Filming in these locations is tough. Not only does it require lots of handwarmers . . . it also requires lots of helicopter fuel. As the culmination of our profile of wolverines, we took a helicopter with host Casey Anderson and Jasper the wolverine above treeline and into the high alpine. From there, the world is one white, undulating expanse stretching as far as you can see. In places, the snow and ice literally swallow mountains thousands of feet tall. Not only does it require absolutely perfect weather to film in these conditions, but its not a stretch to see that none of us, even the fittest mountaineer in the world, is suited for living in these conditions for any real length of time. But that’s where the wolverine comes in. It’s a testament to the ultimate resilience of life itself that a creature like the wolverine not only survives but thrives in these conditions year-round. And it’s a borderline religious experience to see all life from that perspective – as a relentless force that will cling to the very minimum, surviving on bones and marrow if necessary, summiting every ounce of stubbornness, courage, and supernatural determination to maintain its existence. That’s what it takes to be a wolverine.
Sorry to burst your bubble humans but the Ice Age was no picnic. And we wouldn’t know – because we never would have survived the first winter. But thankfully, another animal would have . . . as long as, with a little help from homo sapiens sapiens, they continue to roam these icy, snowbound, magical realms of our planet.
- Eric Bendick
Chalk up another stellar summer for the Grizzly Creek Films crew. This was one for the ages. In July, we traveled North from Bozeman to try our hand filming in the rugged wildlands of Alaska for a new National Geographic episode. The subject, of course, was none other than our favorite ursus arctos, in fact, the largest brown bears in the world!
From bush planes to backcountry salmon banquets, we pulled off an incredible three weeks of filming in some of the most picturesque (though often climatically-challenging) places on Earth.
Host Casey Anderson on one of many thrilling bush plane rides.
Filming took place along Alaska’s coastal mainland and on Kodiak Island for what is sure to be a film of epic proportions – these tremendous bears wouldn’t have it any other way!
So Expedition Grizzly fans, we think you are going to like this one. In fact, we think this film is going to knock your bloomin’ socks off.
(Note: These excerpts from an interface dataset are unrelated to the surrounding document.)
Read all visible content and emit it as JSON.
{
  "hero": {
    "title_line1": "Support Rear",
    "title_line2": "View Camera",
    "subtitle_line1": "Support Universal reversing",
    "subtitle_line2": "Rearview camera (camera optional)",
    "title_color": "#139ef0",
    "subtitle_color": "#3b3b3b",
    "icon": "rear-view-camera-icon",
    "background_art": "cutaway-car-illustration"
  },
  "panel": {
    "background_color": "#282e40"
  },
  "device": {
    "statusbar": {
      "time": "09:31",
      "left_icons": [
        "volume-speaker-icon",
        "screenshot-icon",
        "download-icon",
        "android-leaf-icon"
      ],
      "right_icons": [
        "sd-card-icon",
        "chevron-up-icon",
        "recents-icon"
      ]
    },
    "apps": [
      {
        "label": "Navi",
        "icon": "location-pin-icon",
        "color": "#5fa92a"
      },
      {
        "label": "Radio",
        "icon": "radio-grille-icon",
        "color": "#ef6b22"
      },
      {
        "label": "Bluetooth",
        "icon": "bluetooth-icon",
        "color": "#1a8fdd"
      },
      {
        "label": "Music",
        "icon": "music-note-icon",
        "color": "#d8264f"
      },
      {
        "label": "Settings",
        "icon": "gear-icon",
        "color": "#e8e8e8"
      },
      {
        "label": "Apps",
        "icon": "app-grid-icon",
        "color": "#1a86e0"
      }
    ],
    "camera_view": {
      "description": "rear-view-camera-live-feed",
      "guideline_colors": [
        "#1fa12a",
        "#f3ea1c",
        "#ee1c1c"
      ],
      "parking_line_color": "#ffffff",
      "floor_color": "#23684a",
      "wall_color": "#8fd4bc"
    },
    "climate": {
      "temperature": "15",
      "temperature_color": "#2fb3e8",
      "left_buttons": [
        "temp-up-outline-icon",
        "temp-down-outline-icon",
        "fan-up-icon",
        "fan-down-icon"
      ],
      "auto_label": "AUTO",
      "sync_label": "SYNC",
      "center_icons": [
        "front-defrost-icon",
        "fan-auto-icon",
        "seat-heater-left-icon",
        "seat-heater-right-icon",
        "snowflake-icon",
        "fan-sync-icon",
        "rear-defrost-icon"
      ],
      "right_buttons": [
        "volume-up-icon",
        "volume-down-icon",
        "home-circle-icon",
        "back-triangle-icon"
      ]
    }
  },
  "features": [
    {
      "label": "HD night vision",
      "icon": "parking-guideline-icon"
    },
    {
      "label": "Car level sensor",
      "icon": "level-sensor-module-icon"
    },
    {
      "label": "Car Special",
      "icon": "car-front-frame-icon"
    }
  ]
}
Stay tuned for updates from the ongoing production process as this film moves closer to its airdate in 2010.
One of the hundreds (no exaggeration) of beautiful brown bears we encountered in Alaska.
On our next shoot, Brutus brings his talents to the fore in Montana for a special challenge combining water, coordination, and raw instinct . . . check back often for your regular dose of grizzly creek action.